**What the task asks**:
An exact, picture-free copy of the listing is required.

=== Section Start ===

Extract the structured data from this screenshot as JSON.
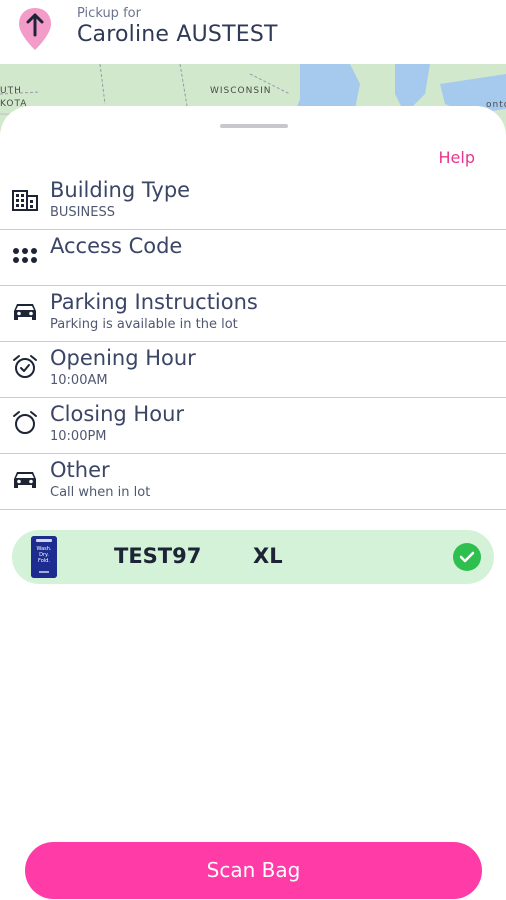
{
  "header": {
    "pickup_label": "Pickup for",
    "customer_name": "Caroline AUSTEST",
    "pin_icon": "arrow-up-pin-icon"
  },
  "map": {
    "labels": [
      "UTH",
      "KOTA",
      "WISCONSIN",
      "onto"
    ]
  },
  "sheet": {
    "help_label": "Help",
    "rows": [
      {
        "icon": "building-icon",
        "title": "Building Type",
        "subtitle": "BUSINESS"
      },
      {
        "icon": "keypad-icon",
        "title": "Access Code",
        "subtitle": ""
      },
      {
        "icon": "car-icon",
        "title": "Parking Instructions",
        "subtitle": "Parking is available in the lot"
      },
      {
        "icon": "alarm-check-icon",
        "title": "Opening Hour",
        "subtitle": "10:00AM"
      },
      {
        "icon": "alarm-icon",
        "title": "Closing Hour",
        "subtitle": "10:00PM"
      },
      {
        "icon": "car-icon",
        "title": "Other",
        "subtitle": "Call when in lot"
      }
    ]
  },
  "bag": {
    "id": "TEST97",
    "size": "XL",
    "image_text": "Wash. Dry. Fold.",
    "status_icon": "check-circle-icon"
  },
  "actions": {
    "scan_label": "Scan Bag"
  },
  "colors": {
    "accent": "#ff3ba7",
    "help": "#e8368f",
    "bag_bg": "#d4f2d7",
    "check": "#2fbf4f"
  }
}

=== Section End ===

**Expected output**:
Extract the structured data from this screenshot as JSON.
{
  "header": {
    "pickup_label": "Pickup for",
    "customer_name": "Caroline AUSTEST",
    "pin_icon": "arrow-up-pin-icon"
  },
  "map": {
    "labels": [
      "UTH",
      "KOTA",
      "WISCONSIN",
      "onto"
    ]
  },
  "sheet": {
    "help_label": "Help",
    "rows": [
      {
        "icon": "building-icon",
        "title": "Building Type",
        "subtitle": "BUSINESS"
      },
      {
        "icon": "keypad-icon",
        "title": "Access Code",
        "subtitle": ""
      },
      {
        "icon": "car-icon",
        "title": "Parking Instructions",
        "subtitle": "Parking is available in the lot"
      },
      {
        "icon": "alarm-check-icon",
        "title": "Opening Hour",
        "subtitle": "10:00AM"
      },
      {
        "icon": "alarm-icon",
        "title": "Closing Hour",
        "subtitle": "10:00PM"
      },
      {
        "icon": "car-icon",
        "title": "Other",
        "subtitle": "Call when in lot"
      }
    ]
  },
  "bag": {
    "id": "TEST97",
    "size": "XL",
    "image_text": "Wash. Dry. Fold.",
    "status_icon": "check-circle-icon"
  },
  "actions": {
    "scan_label": "Scan Bag"
  },
  "colors": {
    "accent": "#ff3ba7",
    "help": "#e8368f",
    "bag_bg": "#d4f2d7",
    "check": "#2fbf4f"
  }
}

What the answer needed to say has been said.